CEO of Alcohol and Drug Foundation, Dr Erin Lalor AM, says despite efforts from law enforcement, there’s been a concerning increase in the number of Australians experiencing drug-related harms, such as hospitalisations and fatal overdoses. She says prevention is a crucial part of a comprehensive approach needed to reduce the impact of drug-related harms, particularly among young people. 

“The number of drug-induced deaths in Australia is unacceptably high and has sadly been increasing since 2006,” Dr Lalor says. “These heartbreaking deaths are mostly preventable and have a ripple effect on the community, with friends and families suffering.

“We need increased, long-term funding commitments for evidence-based prevention initiatives that reduce risk factors for harmful illicit drug use and boost protective factors, as well as targeted education campaigns in populations at greater risk of harm and those that address stigma.”

While the total amount spent by governments against illicit drugs more than tripled from the last report in 2009/10 ($1.7 billion), the 2021/2022 estimate represents just 0.63 per cent of all government spending, down from 0.80 per cent in the last report.

“These figures suggest that despite a significant increase in proactive government spending on drugs since the last report, this reflects overall growth in government spending and not growth in spending on drug countermeasures,” Prof. Ritter says. “However, what’s striking is that despite the percentage reduction in proactive expenditure, there hasn’t been any significant shift in the proportion of investment amongst the four domains of drug policy.”

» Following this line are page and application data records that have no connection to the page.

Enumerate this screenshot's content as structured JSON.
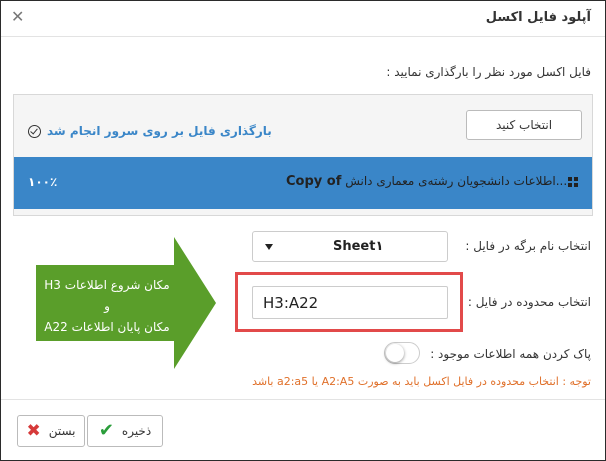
{
  "dialog": {
    "title": "آپلود فایل اکسل",
    "close_glyph": "✕"
  },
  "upload": {
    "prompt": "فایل اکسل مورد نظر را بارگذاری نمایید :",
    "select_button": "انتخاب کنید",
    "status_text": "بارگذاری فایل بر روی سرور انجام شد",
    "progress_text": "۱۰۰٪",
    "progress_value": 1.0,
    "file_prefix": "Copy of",
    "file_name": "اطلاعات دانشجویان رشته‌ی معماری دانش..."
  },
  "sheet": {
    "label": "انتخاب نام برگه در فایل :",
    "selected": "Sheet۱"
  },
  "range": {
    "label": "انتخاب محدوده در فایل :",
    "value": "H3:A22"
  },
  "clear": {
    "label": "پاک کردن همه اطلاعات موجود :",
    "enabled": false
  },
  "note": "توجه : انتخاب محدوده در فایل اکسل باید به صورت A2:A5 یا a2:a5 باشد",
  "callout": {
    "line1": "مکان شروع اطلاعات H3",
    "line2": "و",
    "line3": "مکان پایان اطلاعات A22",
    "color": "#5a9e2a"
  },
  "footer": {
    "save_label": "ذخیره",
    "close_label": "بستن"
  },
  "colors": {
    "accent": "#3a86c8",
    "highlight": "#e24a4a",
    "note": "#e0702a"
  }
}
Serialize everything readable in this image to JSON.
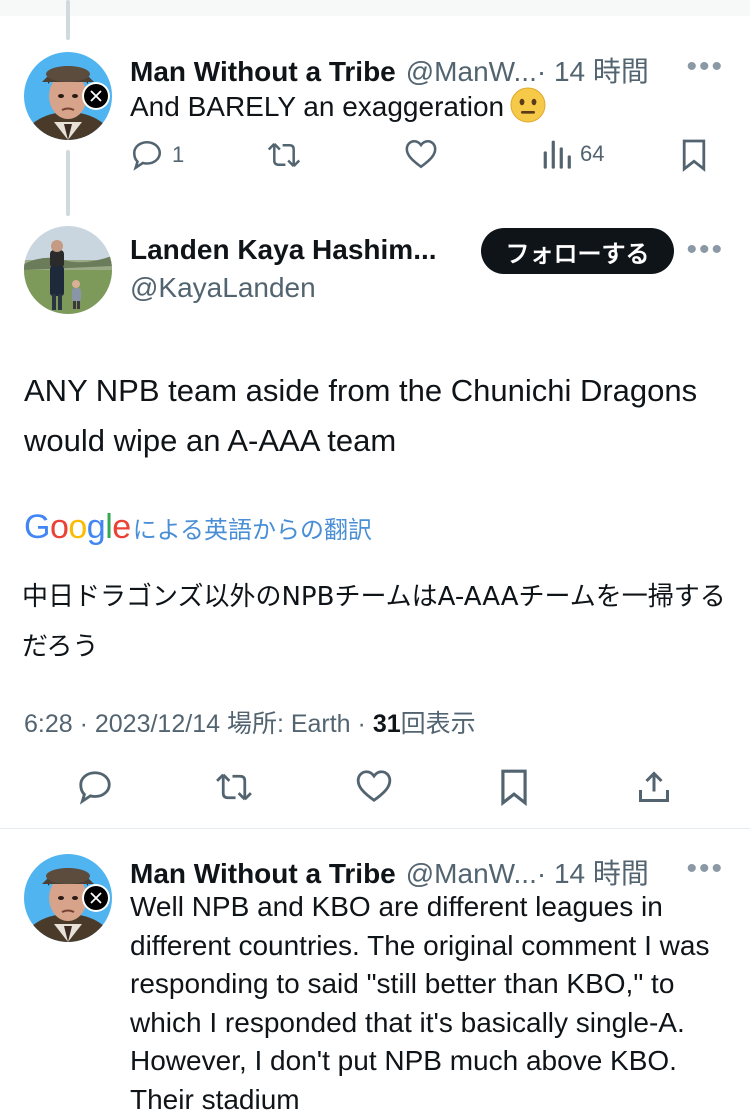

Most people, on average, want governments to spend equal amounts on policing, treatment and prevention.
Professor Alison Ritter AO

Impact on service providers

The Network of Alcohol and other Drugs Agencies (NADA) is the peak body for NGO AOD service providers in NSW. Its CEO, Dr Robert Stirling, says services on the frontline are suffering from the lack of growth in investment

“We have a noticeable, growing unmet demand for services in the sector from underfunding, demonstrated by increasing wait times for treatment and workforce shortages from a lack of secure working conditions,” Dr Stirling says. 

“At the NSW level, money for treatment has predominantly been spent on new services rather than investing in existing services to ensure they can deliver quality services and create healthy workplaces and conditions. 

“Meanwhile, at the Commonwealth level, funding has been going backwards, leaving services struggling to retain staff and needing to reduce services to communities.”

Emma Maiden, General Manager of Advocacy and External Relations for Uniting NSW.ACT, says governments should consider removing criminal penalties, and redirect funding towards the other pillars of drug policy. 

“To see that the largest expenditure in the latest Australian ‘drug budget’ is once again directed to law enforcement, and how that spending monsters what is spent on drug treatment, prevention and harm reduction programs, is of great concern,” Ms Maiden says. “We need our governments to have the courage to take action and invest the lion’s share of our drug budget in the things we know will make a difference.”

Prof. Ritter says the report does not assess the effectiveness of the investment across domains, and the relative value of the estimates is more important than any absolute value. 

“There is no line item in government expenditure estimates that explicitly lays out how much they spend on illicit drugs,” Prof. Ritter says. “So, there are some assumptions behind every figure, which we have accounted for in our sensitivity analysis.”

The latest National Drug Strategy Household Survey also shows Australians want roughly equal investment across education, treatment, and law enforcement in illicit drug policy.

“Most people, on average, want governments to spend equal amounts on policing, treatment and prevention,” Prof. Ritter says. “So, the current investment mix does not necessarily match how most Australians would prefer governments to allocate funding across the domains of drug policy.”